If your business has a contract with business partners based in other EU countries and your staff need to go to that EU country for a limited period in performance of the contract, you will have to respect ‘posting’ rules for them. These rules also apply if you send a staff member to a business you own in another EU country. In both cases there must be an employment relationship between you and the posted staff.
Posting rules also apply if a placement agency or a temping agency hires someone from a different EU country to work in a business registered in their country. In this case an employment relationship must exist between the worker and the temping or placement agency.
Conditions of employment in the host country
For the duration of the posting you must guarantee your staff the same conditions and terms of employment as those in force - either by law or collective agreements - in the host country with regard to:
- minimum rest periods
- maximum working time
- minimum paid annual holidays
- minimum wage - allowances specific to the posting (such as daily allowances) are considered to be part of the minimum wage unless you pay these allowances in reimbursement of costs actually incurred by your posted staff (such as accommodation and travel expenses)

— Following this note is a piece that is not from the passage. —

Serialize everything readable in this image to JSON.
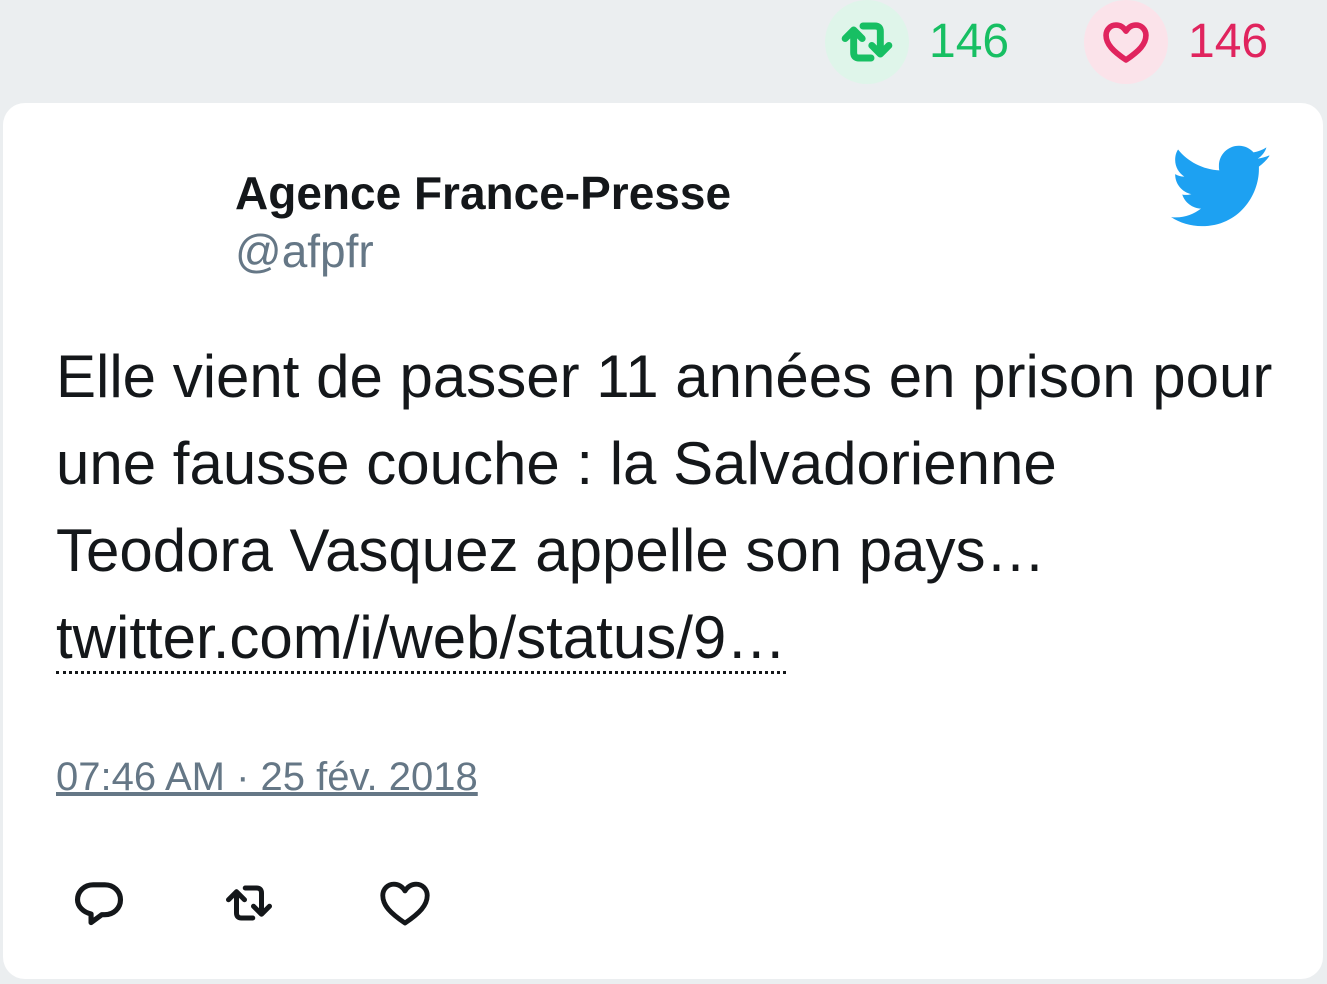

- protective measures for pregnant women and women with babies
- equal treatment between men and women.
If the terms and conditions of employment in your own country are more favourable to your staff than in the host country, you can of course maintain these conditions also during posting.

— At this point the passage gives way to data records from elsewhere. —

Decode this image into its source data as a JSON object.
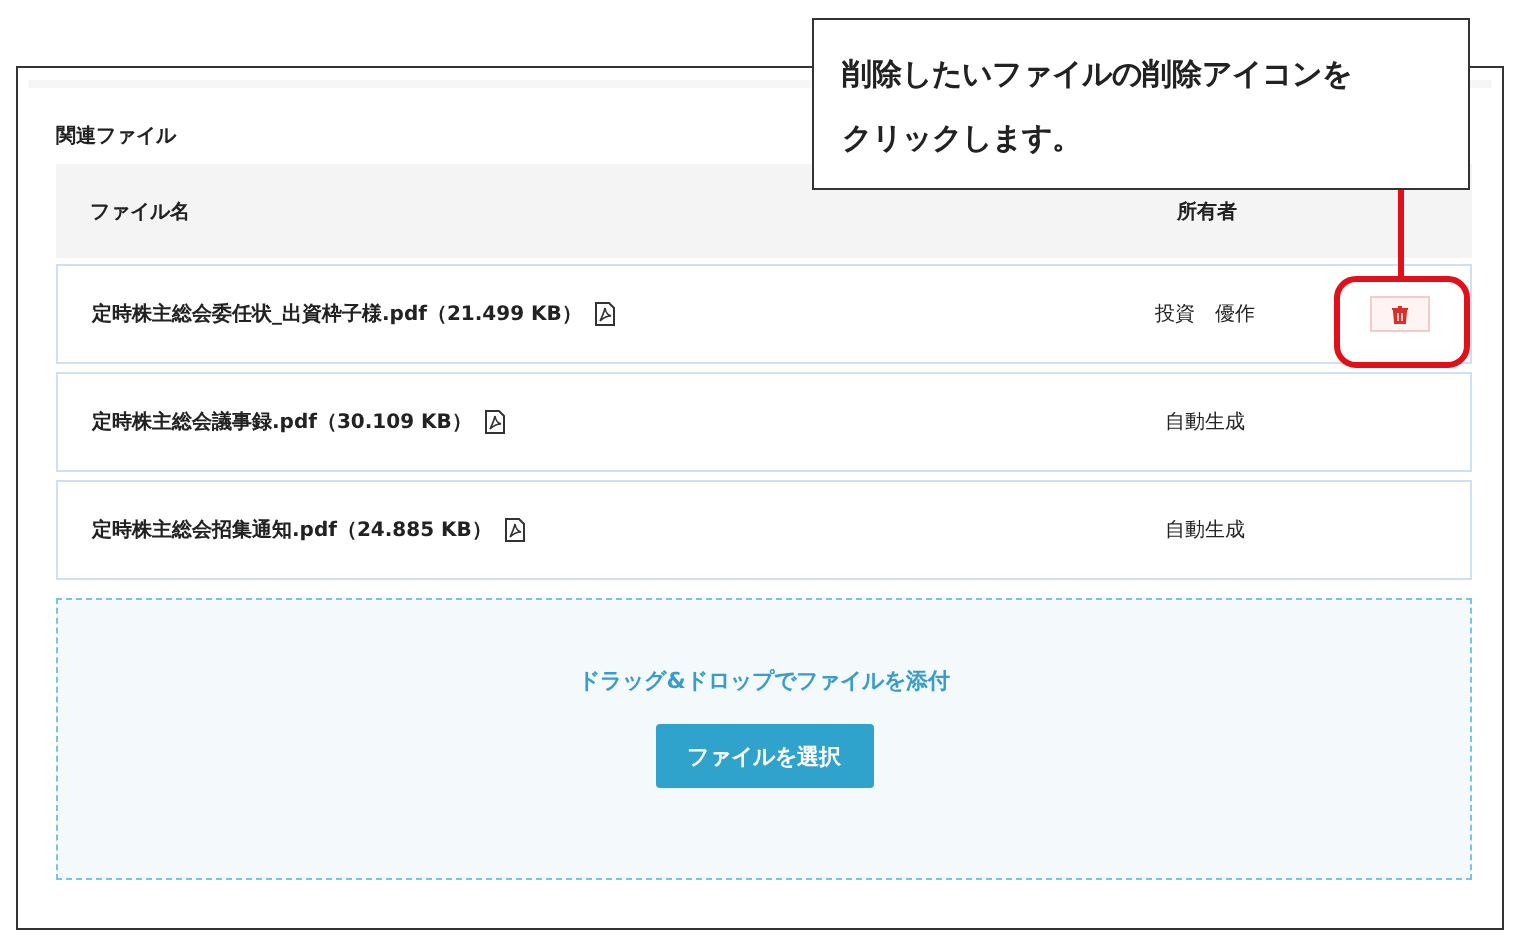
{
  "section_title": "関連ファイル",
  "table": {
    "columns": [
      "ファイル名",
      "所有者"
    ],
    "rows": [
      {
        "file": "定時株主総会委任状_出資枠子様.pdf（21.499 KB）",
        "owner": "投資　優作",
        "deletable": true
      },
      {
        "file": "定時株主総会議事録.pdf（30.109 KB）",
        "owner": "自動生成",
        "deletable": false
      },
      {
        "file": "定時株主総会招集通知.pdf（24.885 KB）",
        "owner": "自動生成",
        "deletable": false
      }
    ]
  },
  "dropzone": {
    "hint": "ドラッグ&ドロップでファイルを添付",
    "button": "ファイルを選択"
  },
  "callout": {
    "text": "削除したいファイルの削除アイコンをクリックします。"
  }
}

If initial installation and/or initial assembly of certain products is an integral part of your contract and your skilled staff have to carry out these activities, the minimum pay and annual holiday requirements are not obligatory if the whole posting lasts for less than 8 days.
EU countries may decide - after consulting employers’ and employees’ representatives - that the host country's minimum pay and annual holiday requirements need not apply if the whole posting lasts for less than 1 month. This exemption does not apply to workers posted through placement agencies.
National contact points
EU countries have one or more contact points for companies that post staff abroad. These bodies cooperate and share information, monitor the terms and conditions of employment during the posting, and follow up alleged infringements of the rules. The contact points can also inform foreign businesses wanting to post staff about the terms and conditions of employment in their country.
Social security rules for posted workers
While working temporarily in another EU country, posted staff can stay covered by the social security system of the country where they worked before the posting.
There are different rules concerning social security during posting for employed staff and self-employed workers.
Dig deeper, country by country: